Activity —
Find every line in the records below that holds the word "chevron", and copy each one.

Records for this exercise —
* * *
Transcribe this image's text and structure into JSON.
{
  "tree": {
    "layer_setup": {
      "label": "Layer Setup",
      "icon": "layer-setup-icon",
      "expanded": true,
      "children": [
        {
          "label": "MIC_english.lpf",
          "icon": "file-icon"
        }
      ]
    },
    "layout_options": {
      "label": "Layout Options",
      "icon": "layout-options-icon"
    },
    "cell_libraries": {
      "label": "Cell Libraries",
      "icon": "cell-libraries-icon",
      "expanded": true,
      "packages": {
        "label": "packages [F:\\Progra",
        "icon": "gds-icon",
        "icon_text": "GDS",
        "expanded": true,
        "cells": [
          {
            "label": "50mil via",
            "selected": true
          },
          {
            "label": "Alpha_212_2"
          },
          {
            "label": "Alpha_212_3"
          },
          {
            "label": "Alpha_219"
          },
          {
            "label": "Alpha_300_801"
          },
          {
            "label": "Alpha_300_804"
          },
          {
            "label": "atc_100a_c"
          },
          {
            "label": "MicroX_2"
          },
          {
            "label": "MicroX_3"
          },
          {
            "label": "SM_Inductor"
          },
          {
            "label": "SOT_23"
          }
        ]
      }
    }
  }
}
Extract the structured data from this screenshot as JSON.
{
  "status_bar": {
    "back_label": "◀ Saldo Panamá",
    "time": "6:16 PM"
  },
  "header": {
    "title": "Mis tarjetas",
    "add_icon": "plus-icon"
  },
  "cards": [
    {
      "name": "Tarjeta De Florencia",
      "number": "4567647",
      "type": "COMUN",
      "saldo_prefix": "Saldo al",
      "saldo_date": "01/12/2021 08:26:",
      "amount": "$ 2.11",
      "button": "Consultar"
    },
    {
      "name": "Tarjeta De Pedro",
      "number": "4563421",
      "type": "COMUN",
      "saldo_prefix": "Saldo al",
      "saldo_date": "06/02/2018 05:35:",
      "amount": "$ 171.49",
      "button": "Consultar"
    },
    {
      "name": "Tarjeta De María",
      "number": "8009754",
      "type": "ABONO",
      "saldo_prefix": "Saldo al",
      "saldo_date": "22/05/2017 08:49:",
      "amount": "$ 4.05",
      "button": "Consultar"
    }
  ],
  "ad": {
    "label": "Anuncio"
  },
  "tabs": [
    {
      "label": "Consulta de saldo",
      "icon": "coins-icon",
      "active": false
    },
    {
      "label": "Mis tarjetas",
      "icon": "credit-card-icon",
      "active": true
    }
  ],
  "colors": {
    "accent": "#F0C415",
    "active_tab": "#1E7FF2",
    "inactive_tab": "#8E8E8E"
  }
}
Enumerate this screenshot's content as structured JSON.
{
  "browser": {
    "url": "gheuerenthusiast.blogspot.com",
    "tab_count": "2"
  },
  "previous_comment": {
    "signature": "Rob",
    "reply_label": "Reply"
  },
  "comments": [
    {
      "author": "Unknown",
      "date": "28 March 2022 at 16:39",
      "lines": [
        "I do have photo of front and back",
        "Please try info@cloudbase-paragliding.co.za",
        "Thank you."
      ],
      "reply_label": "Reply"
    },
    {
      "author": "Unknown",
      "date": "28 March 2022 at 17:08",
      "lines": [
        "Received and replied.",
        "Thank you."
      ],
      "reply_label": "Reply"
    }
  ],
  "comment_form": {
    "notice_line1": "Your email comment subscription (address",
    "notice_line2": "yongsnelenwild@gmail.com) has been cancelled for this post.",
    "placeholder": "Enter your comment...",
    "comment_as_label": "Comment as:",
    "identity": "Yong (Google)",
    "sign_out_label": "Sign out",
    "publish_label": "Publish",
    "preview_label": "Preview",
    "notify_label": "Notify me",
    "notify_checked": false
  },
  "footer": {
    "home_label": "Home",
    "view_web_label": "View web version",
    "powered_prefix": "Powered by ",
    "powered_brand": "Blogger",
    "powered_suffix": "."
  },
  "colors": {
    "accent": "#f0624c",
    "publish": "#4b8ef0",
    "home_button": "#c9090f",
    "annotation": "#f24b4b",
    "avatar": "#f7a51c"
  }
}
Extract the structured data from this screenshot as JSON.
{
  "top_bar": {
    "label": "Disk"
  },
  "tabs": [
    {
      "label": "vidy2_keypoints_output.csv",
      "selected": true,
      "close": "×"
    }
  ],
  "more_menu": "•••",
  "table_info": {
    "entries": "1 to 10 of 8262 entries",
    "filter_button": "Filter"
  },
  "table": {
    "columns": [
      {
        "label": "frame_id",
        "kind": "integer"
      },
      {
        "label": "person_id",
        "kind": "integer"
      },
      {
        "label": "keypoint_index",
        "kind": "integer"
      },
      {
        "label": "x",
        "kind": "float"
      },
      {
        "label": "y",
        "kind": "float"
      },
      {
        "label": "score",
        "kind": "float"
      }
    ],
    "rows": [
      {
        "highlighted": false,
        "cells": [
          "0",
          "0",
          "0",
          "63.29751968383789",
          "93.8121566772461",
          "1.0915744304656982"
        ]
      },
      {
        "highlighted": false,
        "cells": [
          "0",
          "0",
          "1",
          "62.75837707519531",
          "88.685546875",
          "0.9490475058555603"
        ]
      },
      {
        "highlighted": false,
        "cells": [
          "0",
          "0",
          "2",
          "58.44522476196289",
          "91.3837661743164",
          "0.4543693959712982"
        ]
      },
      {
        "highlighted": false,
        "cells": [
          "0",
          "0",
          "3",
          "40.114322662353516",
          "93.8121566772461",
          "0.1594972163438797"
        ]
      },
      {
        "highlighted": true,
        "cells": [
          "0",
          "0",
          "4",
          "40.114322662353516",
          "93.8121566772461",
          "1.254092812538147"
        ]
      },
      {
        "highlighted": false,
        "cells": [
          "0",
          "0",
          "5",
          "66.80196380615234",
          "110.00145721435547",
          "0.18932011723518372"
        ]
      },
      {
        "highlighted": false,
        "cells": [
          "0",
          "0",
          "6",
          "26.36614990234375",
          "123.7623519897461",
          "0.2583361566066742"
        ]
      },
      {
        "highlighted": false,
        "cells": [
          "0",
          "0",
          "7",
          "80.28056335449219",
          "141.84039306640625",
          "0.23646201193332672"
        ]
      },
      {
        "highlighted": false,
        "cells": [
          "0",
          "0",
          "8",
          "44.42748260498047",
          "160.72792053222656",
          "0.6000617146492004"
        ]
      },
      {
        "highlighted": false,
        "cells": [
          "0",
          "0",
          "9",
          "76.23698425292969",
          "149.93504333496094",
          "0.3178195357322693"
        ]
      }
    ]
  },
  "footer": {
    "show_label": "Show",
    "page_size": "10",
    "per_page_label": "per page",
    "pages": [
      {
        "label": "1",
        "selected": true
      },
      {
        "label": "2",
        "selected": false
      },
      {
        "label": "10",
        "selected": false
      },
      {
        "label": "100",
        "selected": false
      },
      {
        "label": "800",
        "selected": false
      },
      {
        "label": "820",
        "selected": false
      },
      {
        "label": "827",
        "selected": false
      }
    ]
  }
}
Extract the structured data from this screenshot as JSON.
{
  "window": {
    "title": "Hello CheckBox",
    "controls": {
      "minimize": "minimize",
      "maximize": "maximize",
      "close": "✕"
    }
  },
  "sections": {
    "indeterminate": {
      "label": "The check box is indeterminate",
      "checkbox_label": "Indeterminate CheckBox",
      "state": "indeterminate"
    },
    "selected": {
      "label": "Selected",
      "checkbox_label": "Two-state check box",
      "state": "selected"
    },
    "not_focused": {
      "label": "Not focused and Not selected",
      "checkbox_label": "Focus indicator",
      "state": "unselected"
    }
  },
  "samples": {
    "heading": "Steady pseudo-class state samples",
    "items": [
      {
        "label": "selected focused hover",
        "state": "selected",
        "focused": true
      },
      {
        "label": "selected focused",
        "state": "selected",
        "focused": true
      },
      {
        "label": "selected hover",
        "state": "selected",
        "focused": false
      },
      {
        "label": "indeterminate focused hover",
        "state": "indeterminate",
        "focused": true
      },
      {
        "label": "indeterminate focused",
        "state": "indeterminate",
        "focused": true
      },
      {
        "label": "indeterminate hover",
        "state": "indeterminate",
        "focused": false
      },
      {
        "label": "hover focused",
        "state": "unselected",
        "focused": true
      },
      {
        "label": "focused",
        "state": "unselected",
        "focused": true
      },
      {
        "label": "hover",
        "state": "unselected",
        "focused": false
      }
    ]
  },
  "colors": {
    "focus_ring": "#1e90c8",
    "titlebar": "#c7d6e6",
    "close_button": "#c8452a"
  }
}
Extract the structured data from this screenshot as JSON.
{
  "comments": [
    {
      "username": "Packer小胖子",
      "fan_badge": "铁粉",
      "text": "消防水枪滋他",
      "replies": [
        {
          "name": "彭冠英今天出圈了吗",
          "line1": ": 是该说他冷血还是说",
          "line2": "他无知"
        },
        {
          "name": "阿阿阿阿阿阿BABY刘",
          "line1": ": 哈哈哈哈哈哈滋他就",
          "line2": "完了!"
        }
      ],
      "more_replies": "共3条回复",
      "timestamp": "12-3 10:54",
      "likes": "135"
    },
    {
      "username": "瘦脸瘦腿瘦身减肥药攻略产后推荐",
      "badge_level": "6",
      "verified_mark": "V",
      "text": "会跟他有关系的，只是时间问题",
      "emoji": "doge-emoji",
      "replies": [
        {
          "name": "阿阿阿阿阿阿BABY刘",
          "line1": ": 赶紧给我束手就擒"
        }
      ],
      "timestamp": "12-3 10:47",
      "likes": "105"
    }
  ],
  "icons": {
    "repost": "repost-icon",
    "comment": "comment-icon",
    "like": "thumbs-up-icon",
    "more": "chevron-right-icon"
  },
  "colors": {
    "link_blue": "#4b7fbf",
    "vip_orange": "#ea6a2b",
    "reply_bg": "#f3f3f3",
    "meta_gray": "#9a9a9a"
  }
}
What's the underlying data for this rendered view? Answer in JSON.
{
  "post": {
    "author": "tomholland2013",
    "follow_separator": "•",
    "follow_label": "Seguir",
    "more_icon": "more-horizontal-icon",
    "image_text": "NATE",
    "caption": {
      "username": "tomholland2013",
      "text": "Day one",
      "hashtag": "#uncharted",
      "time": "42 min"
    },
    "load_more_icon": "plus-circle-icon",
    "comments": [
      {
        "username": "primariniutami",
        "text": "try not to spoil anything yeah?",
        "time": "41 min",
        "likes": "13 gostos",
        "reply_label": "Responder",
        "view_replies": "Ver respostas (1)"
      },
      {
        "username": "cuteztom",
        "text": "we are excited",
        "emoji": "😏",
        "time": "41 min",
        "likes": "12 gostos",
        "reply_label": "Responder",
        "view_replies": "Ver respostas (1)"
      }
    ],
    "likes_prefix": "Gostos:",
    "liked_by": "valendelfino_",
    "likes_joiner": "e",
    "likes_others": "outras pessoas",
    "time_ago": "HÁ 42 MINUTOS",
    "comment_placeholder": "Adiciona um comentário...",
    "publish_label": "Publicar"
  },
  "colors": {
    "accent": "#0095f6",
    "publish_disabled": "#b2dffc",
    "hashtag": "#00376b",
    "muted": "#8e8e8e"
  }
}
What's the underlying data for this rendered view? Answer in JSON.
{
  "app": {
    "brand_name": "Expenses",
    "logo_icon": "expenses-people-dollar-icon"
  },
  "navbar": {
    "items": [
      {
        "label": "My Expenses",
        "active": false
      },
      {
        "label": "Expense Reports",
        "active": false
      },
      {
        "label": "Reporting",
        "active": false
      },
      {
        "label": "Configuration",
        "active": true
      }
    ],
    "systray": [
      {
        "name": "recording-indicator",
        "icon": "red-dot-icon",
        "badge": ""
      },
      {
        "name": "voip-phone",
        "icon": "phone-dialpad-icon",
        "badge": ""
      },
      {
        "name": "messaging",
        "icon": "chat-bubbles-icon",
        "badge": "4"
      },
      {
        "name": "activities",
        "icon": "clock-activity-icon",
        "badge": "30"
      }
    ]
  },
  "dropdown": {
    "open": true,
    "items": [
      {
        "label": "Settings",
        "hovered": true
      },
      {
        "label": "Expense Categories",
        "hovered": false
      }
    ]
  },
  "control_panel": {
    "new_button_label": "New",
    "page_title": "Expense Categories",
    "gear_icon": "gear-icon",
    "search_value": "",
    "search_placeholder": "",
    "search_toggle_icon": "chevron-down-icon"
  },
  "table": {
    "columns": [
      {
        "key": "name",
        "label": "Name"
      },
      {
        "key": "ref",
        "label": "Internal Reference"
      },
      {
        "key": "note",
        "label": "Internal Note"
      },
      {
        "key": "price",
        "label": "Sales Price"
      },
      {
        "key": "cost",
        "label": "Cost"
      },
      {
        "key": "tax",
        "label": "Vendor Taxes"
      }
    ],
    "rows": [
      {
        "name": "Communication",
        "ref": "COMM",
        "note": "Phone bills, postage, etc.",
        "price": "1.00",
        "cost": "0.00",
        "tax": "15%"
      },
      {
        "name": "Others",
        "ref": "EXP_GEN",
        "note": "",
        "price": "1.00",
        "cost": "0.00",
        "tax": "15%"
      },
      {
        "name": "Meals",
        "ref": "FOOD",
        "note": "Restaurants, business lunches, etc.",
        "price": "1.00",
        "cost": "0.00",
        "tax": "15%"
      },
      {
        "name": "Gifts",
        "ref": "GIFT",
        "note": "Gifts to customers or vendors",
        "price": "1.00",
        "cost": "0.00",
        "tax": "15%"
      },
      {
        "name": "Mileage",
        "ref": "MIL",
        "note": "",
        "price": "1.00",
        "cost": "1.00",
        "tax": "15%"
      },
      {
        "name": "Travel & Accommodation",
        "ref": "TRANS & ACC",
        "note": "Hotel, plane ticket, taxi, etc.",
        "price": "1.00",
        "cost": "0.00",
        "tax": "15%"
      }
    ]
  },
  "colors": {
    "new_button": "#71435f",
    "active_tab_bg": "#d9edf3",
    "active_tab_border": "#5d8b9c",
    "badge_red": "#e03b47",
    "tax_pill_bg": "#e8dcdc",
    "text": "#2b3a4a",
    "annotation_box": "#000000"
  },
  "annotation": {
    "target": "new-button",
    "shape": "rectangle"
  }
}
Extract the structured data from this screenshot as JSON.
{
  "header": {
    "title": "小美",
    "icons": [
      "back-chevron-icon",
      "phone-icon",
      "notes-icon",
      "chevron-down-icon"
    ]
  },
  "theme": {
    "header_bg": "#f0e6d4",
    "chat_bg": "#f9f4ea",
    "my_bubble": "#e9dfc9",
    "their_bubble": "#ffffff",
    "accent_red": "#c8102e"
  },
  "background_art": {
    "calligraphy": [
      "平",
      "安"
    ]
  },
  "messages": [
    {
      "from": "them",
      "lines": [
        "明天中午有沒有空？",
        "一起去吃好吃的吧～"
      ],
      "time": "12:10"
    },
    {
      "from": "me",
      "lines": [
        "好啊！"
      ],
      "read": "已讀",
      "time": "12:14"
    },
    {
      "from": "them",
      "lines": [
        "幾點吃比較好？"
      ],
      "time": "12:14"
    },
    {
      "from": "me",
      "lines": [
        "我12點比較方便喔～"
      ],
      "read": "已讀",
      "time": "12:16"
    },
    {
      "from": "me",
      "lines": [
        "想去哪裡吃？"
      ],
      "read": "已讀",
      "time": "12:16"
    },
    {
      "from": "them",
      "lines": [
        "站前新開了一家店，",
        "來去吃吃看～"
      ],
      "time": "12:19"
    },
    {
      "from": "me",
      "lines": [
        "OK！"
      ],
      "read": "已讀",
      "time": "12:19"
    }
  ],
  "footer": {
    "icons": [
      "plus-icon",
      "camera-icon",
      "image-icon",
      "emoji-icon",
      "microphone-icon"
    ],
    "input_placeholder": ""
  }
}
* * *
Response —
    "more": "chevron-right-icon"
    "search_toggle_icon": "chevron-down-icon"
      "back-chevron-icon",
      "chevron-down-icon"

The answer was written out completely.